Aerosol cans are ubiquitous in the modern household. Look at the cleaning products under a kitchen sink or at the spray paint on a basement workbench, and you are likely to find an aerosol can or two.
As anyone who has bought or sold real estate can attest, the three most important things about a property are often location, location, and location.
I talked to one of our Pepperl+Fuchs account managers after he spent an afternoon testing a sensor at a customer site that manufactures steel. Sensing hot steel has always been a challenge. Using an inductive prox sensor or mechanical limit switch is just not going to happen, because a slab of steel at 1400 °F will render them useless at less than an inch away. Having a puddle instead of a sensor doesn’t do anyone much good, right?
Using infrared (IR) radiation detectors is great… as long as the slab doesn’t stop on the line too close to the detector, as prolonged exposure to the high-temperature slab could melt the detector. But the main problem with them is their cost. IR detectors are usually housed in heavy-duty housings, are water-cooled, and cost thousands of dollars.
A regular photoelectric sensor can be problematic if the hot metal is radiating all kinds of its own light. When that happens, the reflected light from the sensor that makes it back to the sensor’s receiver gets drowned out by the “noise” of the metal’s radiated light, making it difficult to sense the metal.
This application is located at a hot-strip mill in the Midwest. Simply put, the process involves taking a slab of steel that is six- or seven-inches thick, reheating it, and running it through a series of rollers to change the shape and thickness of the slab to meet customer requirements.
Engineers at the mill were looking for a way to detect the presence of the strip or slab of steel at certain points of the process between the roughing mills, which start shaping the roll, and the finishing mills, which complete the process.
They tested our new VDM28-15 laser measurement sensor. Because it operates based on Pulse Ranging Technology (PRT), it emits extremely high bursts of light periodically rather than a continuous emission of lower light energy. Those high-energy bursts of light are emitted from the sensor to the steel and reflected back to the sensor at long distances, which reduces the ambient temperature at the sensor’s location. Using this technology, the VDM28-15 laser sensor reliably detected the hot slab of steel at temperatures of 600 °F to 1400 °F.
Another headache for hot steel detection is slag. Slag is the black scale that can appear on a section of hot metal as the metal corrodes. Sensors that reflect light off the steel see a drop in the reflected light signal with dark black slag, as it absorbs light, and the sensor sees less light energy reflected back to it. But the VDM28-15 was able to detect the black slag or hot metal both consistently—no difference in performance, due to its use of PRT.

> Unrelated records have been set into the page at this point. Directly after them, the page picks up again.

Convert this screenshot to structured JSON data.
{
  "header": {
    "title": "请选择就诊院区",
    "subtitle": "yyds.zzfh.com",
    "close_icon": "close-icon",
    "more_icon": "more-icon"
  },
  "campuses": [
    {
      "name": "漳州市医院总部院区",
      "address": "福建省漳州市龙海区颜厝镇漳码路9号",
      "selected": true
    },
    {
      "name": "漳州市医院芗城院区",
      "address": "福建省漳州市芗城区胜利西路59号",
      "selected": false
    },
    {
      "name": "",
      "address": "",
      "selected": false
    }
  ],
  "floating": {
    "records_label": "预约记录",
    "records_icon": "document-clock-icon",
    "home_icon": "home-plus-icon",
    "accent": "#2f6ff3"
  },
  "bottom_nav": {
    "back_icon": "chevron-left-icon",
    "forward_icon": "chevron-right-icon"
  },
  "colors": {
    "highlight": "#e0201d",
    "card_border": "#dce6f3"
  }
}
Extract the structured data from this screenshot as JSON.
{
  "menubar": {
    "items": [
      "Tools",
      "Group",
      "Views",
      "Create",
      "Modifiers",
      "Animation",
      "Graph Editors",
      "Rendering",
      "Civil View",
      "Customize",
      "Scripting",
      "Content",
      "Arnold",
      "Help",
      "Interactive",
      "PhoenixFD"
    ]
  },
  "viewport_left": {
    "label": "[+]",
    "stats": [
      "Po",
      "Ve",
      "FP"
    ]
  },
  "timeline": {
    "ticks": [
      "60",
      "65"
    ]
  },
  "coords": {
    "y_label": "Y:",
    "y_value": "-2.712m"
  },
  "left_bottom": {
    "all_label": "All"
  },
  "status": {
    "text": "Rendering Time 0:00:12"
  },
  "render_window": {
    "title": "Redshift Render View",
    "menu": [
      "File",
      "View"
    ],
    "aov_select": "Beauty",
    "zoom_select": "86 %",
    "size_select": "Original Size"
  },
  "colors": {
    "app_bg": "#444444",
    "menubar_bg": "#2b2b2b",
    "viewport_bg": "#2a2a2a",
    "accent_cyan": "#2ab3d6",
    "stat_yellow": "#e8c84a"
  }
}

Also, because the VDM28-15 has a laser light spot less than 0.5 inches in diameter, it can easily detect the thin edge of a slab of steel. Non-lasers, with their larger light beams, would be hard-pressed to do that.
The laser sensor was tested about six feet away from the metal, and the customer is going to install a metal shield in front of the sensor with an aperture of about 0.5 inch diameter for the laser beam to pass. A single VDM28-15 is a fraction of the cost of the IR detectors they were using. Instead of paying thousands of dollars, they’re looking at hundreds of dollars.
And, because this sensor is a distance measurement sensor, if they want, they can not only detect presence of the steel roll, but measure its thickness.
Thanks to the account manager, now I know a reliable way to detect hot steel at a fraction of the cost of conventional methods. After all, sensing 1400 °F metal is just something I couldn’t have really tested myself in the office.